- [INSTRUCTIONS FOR THE TASK] Please return every record exactly as written, leaving out the pictures.

- [RECORDS TO PROCESS]
○ ○ ○ ○ ○ ○ ○

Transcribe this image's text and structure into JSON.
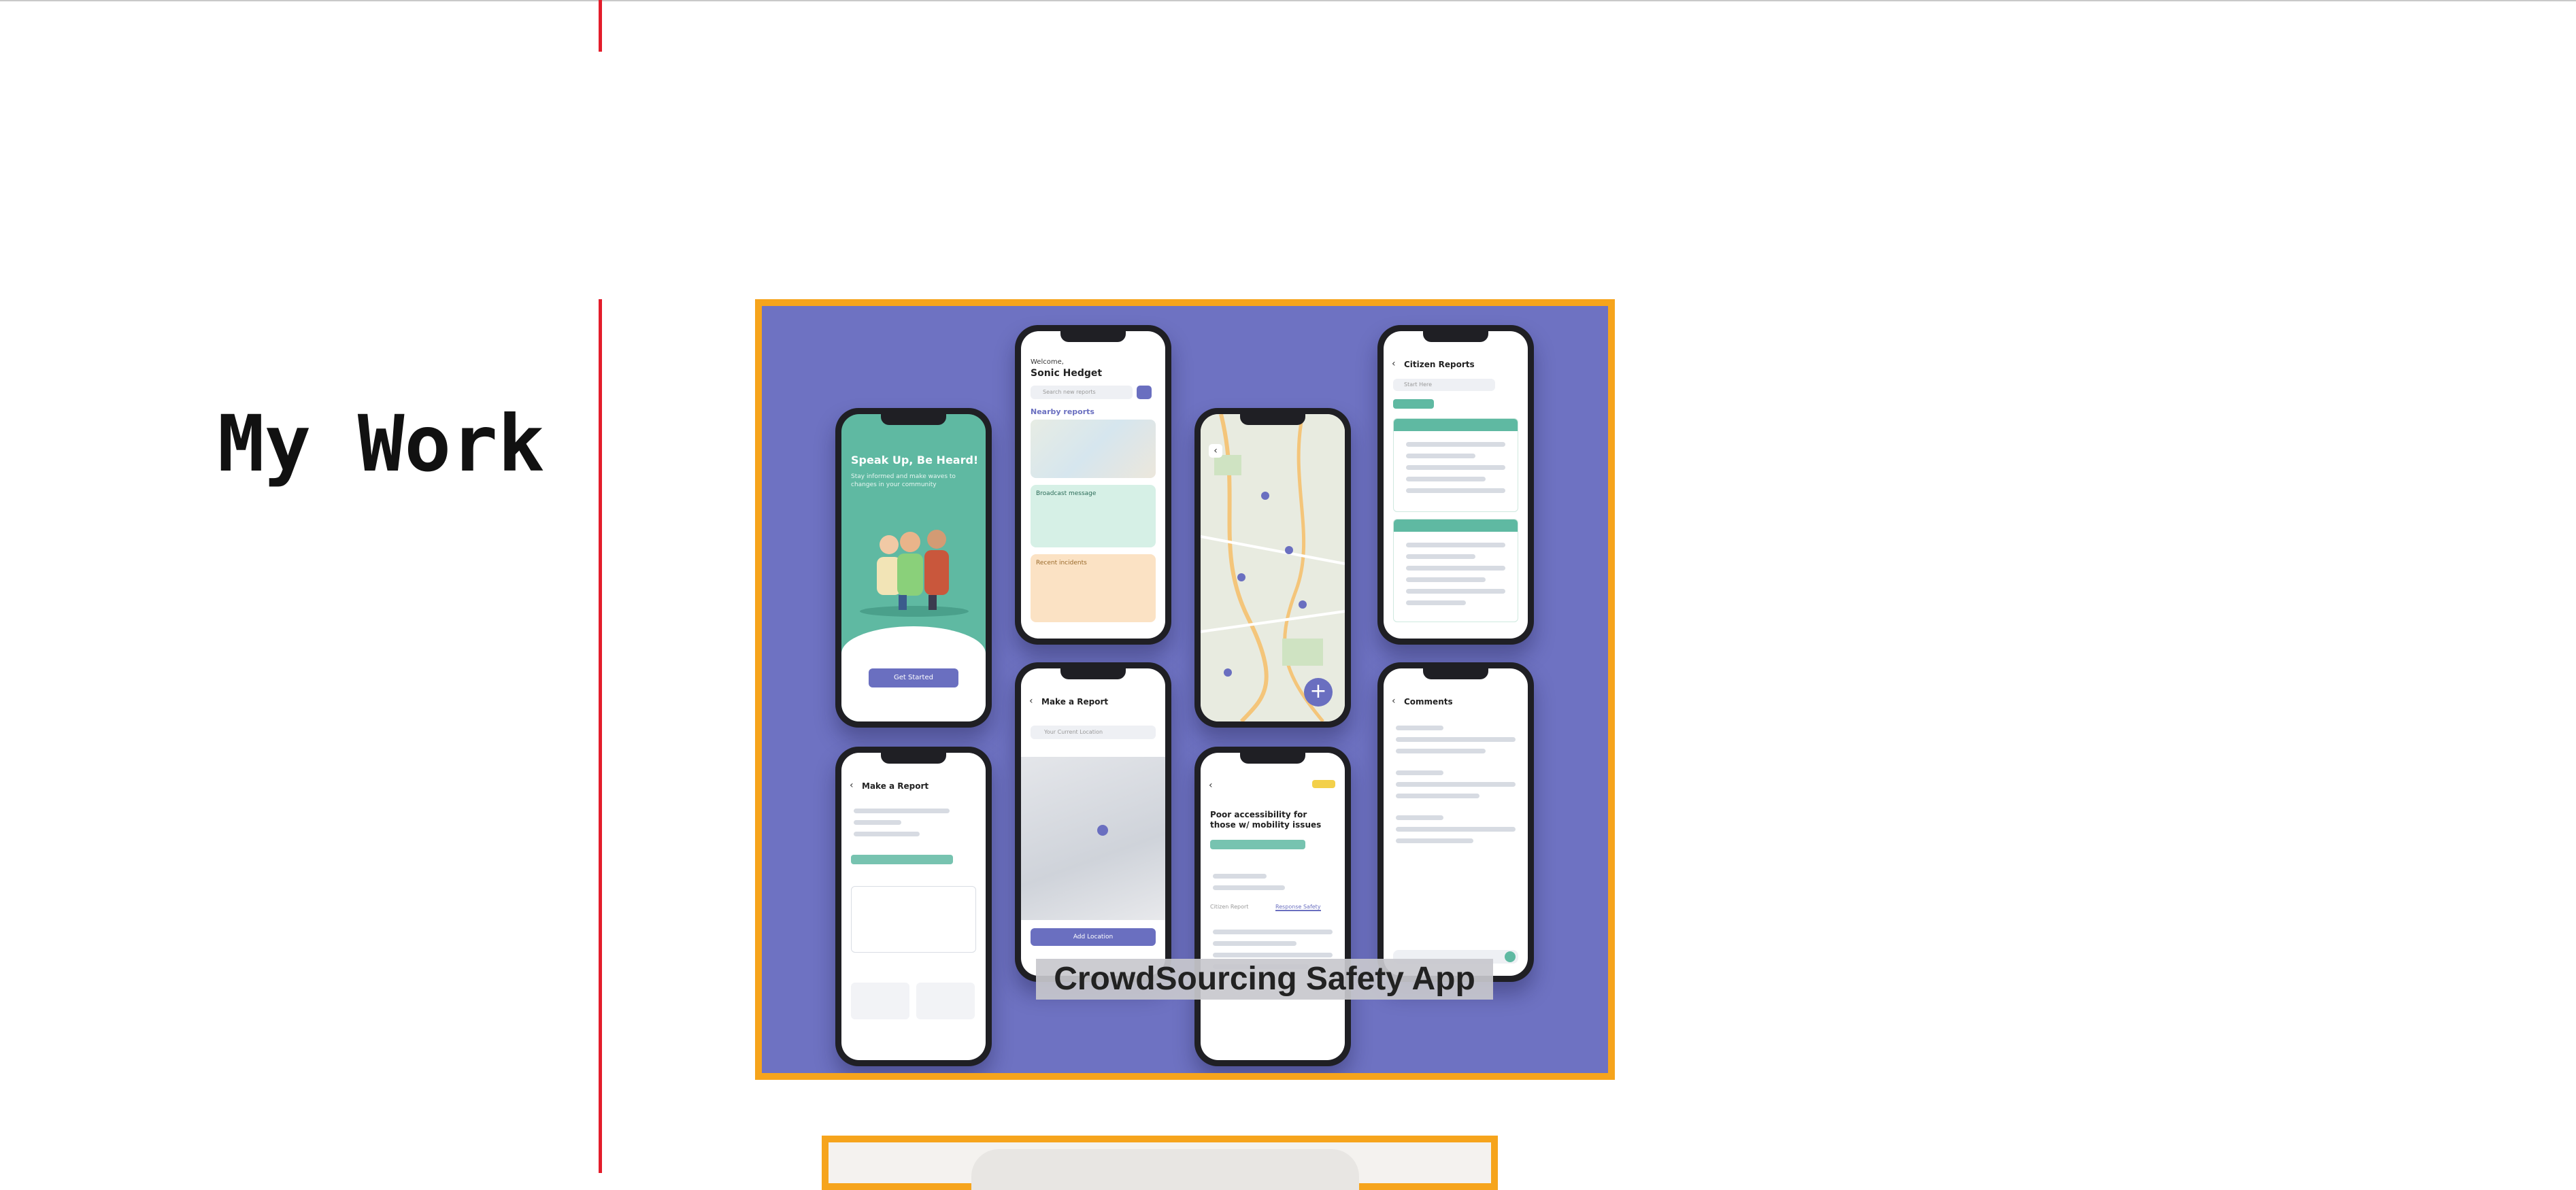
{
  "section": {
    "title": "My Work"
  },
  "projects": [
    {
      "caption": "CrowdSourcing Safety App",
      "screens": {
        "onboarding": {
          "headline": "Speak Up, Be Heard!",
          "subtext": "Stay informed and make waves to changes in your community",
          "cta": "Get Started"
        },
        "home": {
          "greeting": "Welcome,",
          "user": "Sonic Hedget",
          "search_placeholder": "Search new reports",
          "section": "Nearby reports",
          "card1": "Broadcast message",
          "card2": "Recent incidents"
        },
        "citizen_reports": {
          "title": "Citizen Reports",
          "search_placeholder": "Start Here"
        },
        "make_report": {
          "title": "Make a Report",
          "location_placeholder": "Your Current Location",
          "action": "Add Location"
        },
        "report_detail": {
          "title": "Poor accessibility for those w/ mobility issues",
          "tab1": "Citizen Report",
          "tab2": "Response Safety"
        },
        "comments": {
          "title": "Comments"
        }
      }
    },
    {
      "caption": ""
    }
  ],
  "colors": {
    "accent_line": "#e31d2b",
    "card_border": "#f6a41c",
    "card_background": "#6e72c2",
    "teal": "#5fb9a2"
  },
  "icons": {
    "back": "chevron-left-icon",
    "add": "plus-icon",
    "location": "map-pin-icon"
  }
}
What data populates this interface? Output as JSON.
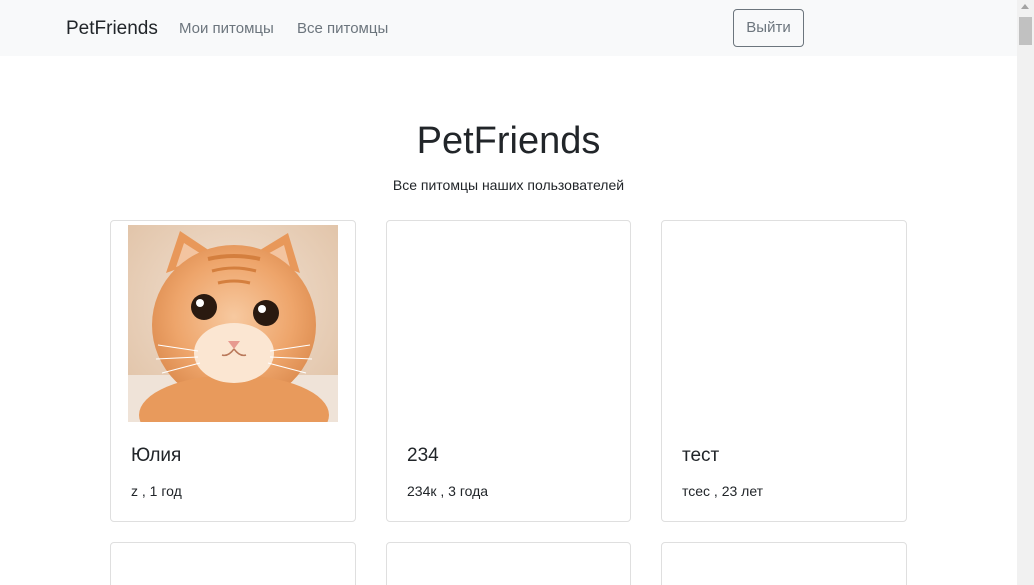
{
  "navbar": {
    "brand": "PetFriends",
    "links": [
      "Мои питомцы",
      "Все питомцы"
    ],
    "logout_label": "Выйти"
  },
  "header": {
    "title": "PetFriends",
    "subtitle": "Все питомцы наших пользователей"
  },
  "pets": [
    {
      "name": "Юлия",
      "info": "z , 1 год",
      "photo": "orange-kitten-photo"
    },
    {
      "name": "234",
      "info": "234к , 3 года"
    },
    {
      "name": "тест",
      "info": "тсес , 23 лет"
    }
  ],
  "colors": {
    "navbar_bg": "#f8f9fa",
    "link": "#6c757d",
    "text": "#212529",
    "card_border": "#dfdfdf"
  }
}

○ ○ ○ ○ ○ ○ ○

- [RESPONSE AREA]
Transcribe this image's text and structure into JSON.
{
  "section": {
    "title": "My Work"
  },
  "projects": [
    {
      "caption": "CrowdSourcing Safety App",
      "screens": {
        "onboarding": {
          "headline": "Speak Up, Be Heard!",
          "subtext": "Stay informed and make waves to changes in your community",
          "cta": "Get Started"
        },
        "home": {
          "greeting": "Welcome,",
          "user": "Sonic Hedget",
          "search_placeholder": "Search new reports",
          "section": "Nearby reports",
          "card1": "Broadcast message",
          "card2": "Recent incidents"
        },
        "citizen_reports": {
          "title": "Citizen Reports",
          "search_placeholder": "Start Here"
        },
        "make_report": {
          "title": "Make a Report",
          "location_placeholder": "Your Current Location",
          "action": "Add Location"
        },
        "report_detail": {
          "title": "Poor accessibility for those w/ mobility issues",
          "tab1": "Citizen Report",
          "tab2": "Response Safety"
        },
        "comments": {
          "title": "Comments"
        }
      }
    },
    {
      "caption": ""
    }
  ],
  "colors": {
    "accent_line": "#e31d2b",
    "card_border": "#f6a41c",
    "card_background": "#6e72c2",
    "teal": "#5fb9a2"
  },
  "icons": {
    "back": "chevron-left-icon",
    "add": "plus-icon",
    "location": "map-pin-icon"
  }
}
What data populates this interface? Output as JSON.
{
  "navbar": {
    "brand": "PetFriends",
    "links": [
      "Мои питомцы",
      "Все питомцы"
    ],
    "logout_label": "Выйти"
  },
  "header": {
    "title": "PetFriends",
    "subtitle": "Все питомцы наших пользователей"
  },
  "pets": [
    {
      "name": "Юлия",
      "info": "z , 1 год",
      "photo": "orange-kitten-photo"
    },
    {
      "name": "234",
      "info": "234к , 3 года"
    },
    {
      "name": "тест",
      "info": "тсес , 23 лет"
    }
  ],
  "colors": {
    "navbar_bg": "#f8f9fa",
    "link": "#6c757d",
    "text": "#212529",
    "card_border": "#dfdfdf"
  }
}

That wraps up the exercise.